**Exercise brief:**
For each line below that includes the word "date", make a copy.

§

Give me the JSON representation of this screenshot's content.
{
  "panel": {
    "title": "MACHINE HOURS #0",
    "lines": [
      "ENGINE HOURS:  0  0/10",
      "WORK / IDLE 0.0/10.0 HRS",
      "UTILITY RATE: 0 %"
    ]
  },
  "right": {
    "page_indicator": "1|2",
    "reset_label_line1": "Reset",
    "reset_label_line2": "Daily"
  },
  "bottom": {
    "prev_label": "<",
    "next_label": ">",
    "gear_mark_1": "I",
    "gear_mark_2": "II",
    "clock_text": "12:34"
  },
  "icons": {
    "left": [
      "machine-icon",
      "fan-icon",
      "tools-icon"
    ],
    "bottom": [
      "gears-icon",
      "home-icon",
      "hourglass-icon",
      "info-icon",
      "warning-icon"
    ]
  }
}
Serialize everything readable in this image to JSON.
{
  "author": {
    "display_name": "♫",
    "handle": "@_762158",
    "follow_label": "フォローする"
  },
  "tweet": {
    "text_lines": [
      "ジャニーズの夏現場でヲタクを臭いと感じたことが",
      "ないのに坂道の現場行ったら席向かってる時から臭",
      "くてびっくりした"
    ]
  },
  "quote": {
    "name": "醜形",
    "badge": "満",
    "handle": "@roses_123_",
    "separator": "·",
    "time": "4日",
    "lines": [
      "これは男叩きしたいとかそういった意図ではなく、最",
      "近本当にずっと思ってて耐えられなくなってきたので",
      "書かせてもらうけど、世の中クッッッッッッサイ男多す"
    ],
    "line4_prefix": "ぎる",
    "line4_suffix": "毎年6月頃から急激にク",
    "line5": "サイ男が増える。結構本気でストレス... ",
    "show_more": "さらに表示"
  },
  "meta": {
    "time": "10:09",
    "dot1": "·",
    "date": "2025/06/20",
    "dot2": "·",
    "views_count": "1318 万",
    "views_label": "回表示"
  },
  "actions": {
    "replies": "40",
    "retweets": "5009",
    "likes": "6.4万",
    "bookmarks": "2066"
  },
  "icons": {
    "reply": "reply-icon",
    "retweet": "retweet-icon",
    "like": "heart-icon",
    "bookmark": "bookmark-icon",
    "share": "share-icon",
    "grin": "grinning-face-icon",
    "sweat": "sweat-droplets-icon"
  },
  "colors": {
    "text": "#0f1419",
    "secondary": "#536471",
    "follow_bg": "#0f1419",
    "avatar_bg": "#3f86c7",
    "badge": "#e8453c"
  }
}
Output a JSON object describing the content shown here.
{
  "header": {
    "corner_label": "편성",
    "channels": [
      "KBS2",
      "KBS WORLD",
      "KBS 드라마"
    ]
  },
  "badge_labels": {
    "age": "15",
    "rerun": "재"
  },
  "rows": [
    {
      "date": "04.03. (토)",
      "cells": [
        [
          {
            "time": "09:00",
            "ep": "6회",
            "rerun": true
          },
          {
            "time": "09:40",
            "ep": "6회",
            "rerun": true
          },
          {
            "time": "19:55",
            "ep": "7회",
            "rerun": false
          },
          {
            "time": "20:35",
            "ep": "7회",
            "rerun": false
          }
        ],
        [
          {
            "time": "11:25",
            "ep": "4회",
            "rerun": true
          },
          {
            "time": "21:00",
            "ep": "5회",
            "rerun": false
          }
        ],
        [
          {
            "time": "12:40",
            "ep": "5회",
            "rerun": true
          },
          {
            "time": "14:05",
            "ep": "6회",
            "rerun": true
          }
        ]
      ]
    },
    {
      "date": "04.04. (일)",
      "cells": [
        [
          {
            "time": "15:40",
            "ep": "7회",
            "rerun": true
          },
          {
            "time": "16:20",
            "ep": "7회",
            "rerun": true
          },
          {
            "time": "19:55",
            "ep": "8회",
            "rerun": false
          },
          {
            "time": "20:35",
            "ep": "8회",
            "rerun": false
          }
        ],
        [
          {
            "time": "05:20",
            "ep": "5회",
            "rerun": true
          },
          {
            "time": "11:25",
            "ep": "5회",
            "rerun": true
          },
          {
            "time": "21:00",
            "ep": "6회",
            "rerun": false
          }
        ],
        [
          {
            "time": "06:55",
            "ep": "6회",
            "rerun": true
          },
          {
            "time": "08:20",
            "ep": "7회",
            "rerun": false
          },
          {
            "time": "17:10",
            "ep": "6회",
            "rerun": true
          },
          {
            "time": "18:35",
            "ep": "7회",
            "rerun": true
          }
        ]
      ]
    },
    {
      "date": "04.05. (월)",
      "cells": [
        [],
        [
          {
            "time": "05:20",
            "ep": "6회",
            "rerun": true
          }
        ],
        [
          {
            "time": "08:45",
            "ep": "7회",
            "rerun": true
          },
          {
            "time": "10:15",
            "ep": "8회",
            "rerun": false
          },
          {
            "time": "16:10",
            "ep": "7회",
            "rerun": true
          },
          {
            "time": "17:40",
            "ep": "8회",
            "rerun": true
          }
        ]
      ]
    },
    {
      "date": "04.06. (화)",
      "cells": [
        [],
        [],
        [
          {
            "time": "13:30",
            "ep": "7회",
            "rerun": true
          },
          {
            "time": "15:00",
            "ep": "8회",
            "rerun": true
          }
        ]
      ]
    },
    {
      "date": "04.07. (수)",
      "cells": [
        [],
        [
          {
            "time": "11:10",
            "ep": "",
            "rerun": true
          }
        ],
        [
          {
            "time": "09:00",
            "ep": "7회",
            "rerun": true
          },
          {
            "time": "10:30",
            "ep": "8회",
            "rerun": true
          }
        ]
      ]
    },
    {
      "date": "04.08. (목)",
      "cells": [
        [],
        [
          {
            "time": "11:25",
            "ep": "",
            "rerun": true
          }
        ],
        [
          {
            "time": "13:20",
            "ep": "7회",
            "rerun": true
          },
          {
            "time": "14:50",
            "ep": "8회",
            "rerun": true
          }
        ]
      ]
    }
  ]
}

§

**Exercise result:**
    "date": "2025/06/20",
      "date": "04.03. (토)",
      "date": "04.04. (일)",
      "date": "04.05. (월)",
      "date": "04.06. (화)",
      "date": "04.07. (수)",
      "date": "04.08. (목)",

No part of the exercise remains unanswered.